▶ **Task objective**:
In the records below, find each line that holds "icon" and return it.

START Information shown

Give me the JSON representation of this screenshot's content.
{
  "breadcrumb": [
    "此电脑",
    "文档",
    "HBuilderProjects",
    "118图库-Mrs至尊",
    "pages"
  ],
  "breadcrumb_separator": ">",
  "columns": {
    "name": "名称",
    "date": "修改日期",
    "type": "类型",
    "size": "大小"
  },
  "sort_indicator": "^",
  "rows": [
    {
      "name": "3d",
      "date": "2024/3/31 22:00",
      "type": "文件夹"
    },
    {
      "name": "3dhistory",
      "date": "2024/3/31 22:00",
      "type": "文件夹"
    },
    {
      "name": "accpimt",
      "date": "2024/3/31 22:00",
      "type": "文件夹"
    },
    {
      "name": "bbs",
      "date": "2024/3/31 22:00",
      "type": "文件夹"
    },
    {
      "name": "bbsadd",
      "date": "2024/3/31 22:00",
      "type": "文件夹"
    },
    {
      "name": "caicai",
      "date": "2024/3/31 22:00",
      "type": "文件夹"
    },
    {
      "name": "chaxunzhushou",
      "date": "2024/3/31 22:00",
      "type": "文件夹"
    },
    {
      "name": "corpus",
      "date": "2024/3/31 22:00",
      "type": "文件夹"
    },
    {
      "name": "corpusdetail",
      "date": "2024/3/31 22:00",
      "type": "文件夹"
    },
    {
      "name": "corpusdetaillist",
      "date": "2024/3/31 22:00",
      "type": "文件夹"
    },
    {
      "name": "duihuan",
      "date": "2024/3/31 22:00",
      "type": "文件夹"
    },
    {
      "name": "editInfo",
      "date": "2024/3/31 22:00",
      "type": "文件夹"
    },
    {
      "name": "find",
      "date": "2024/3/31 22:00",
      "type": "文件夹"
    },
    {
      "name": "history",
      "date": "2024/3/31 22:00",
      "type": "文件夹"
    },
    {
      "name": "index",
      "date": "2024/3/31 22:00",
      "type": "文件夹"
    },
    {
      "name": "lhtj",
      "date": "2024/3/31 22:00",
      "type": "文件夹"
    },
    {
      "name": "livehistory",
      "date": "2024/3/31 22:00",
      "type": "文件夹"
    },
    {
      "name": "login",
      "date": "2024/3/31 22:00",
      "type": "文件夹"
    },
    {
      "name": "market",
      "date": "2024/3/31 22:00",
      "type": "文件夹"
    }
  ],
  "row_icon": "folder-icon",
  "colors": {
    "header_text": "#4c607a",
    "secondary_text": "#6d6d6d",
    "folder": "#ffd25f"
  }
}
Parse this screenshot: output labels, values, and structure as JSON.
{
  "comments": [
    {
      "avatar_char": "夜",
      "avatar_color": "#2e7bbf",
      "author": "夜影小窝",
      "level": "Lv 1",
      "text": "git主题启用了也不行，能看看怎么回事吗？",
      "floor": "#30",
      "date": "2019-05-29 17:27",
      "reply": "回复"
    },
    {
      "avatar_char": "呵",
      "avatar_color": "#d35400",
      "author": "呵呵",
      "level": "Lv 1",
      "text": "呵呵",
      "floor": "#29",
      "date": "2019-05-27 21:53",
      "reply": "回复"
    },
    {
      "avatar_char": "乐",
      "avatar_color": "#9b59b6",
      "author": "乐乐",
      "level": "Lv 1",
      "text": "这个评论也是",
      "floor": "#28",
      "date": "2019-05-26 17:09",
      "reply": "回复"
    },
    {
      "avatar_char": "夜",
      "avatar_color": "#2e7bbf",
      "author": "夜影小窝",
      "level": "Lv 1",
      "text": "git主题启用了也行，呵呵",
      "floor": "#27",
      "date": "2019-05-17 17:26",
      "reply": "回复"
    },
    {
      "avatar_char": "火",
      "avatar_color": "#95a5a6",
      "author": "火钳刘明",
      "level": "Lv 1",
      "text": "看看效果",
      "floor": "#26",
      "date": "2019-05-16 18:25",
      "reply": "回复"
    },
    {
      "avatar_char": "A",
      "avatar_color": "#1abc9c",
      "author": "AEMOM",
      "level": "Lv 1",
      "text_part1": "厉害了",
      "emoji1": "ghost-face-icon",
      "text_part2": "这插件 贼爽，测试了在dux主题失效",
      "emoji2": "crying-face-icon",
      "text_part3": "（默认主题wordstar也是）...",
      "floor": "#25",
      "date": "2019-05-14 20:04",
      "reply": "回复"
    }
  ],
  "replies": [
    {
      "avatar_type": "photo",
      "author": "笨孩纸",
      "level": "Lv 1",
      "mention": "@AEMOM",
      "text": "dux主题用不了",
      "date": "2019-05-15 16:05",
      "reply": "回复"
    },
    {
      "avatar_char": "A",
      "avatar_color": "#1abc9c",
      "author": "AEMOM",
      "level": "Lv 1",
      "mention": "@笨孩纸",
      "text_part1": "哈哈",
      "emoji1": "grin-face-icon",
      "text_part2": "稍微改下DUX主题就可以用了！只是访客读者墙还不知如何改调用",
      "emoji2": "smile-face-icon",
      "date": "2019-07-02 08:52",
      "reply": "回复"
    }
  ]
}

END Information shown

▶ **Finished task**:
  "row_icon": "folder-icon",
      "emoji1": "ghost-face-icon",
      "emoji2": "crying-face-icon",
      "emoji1": "grin-face-icon",
      "emoji2": "smile-face-icon",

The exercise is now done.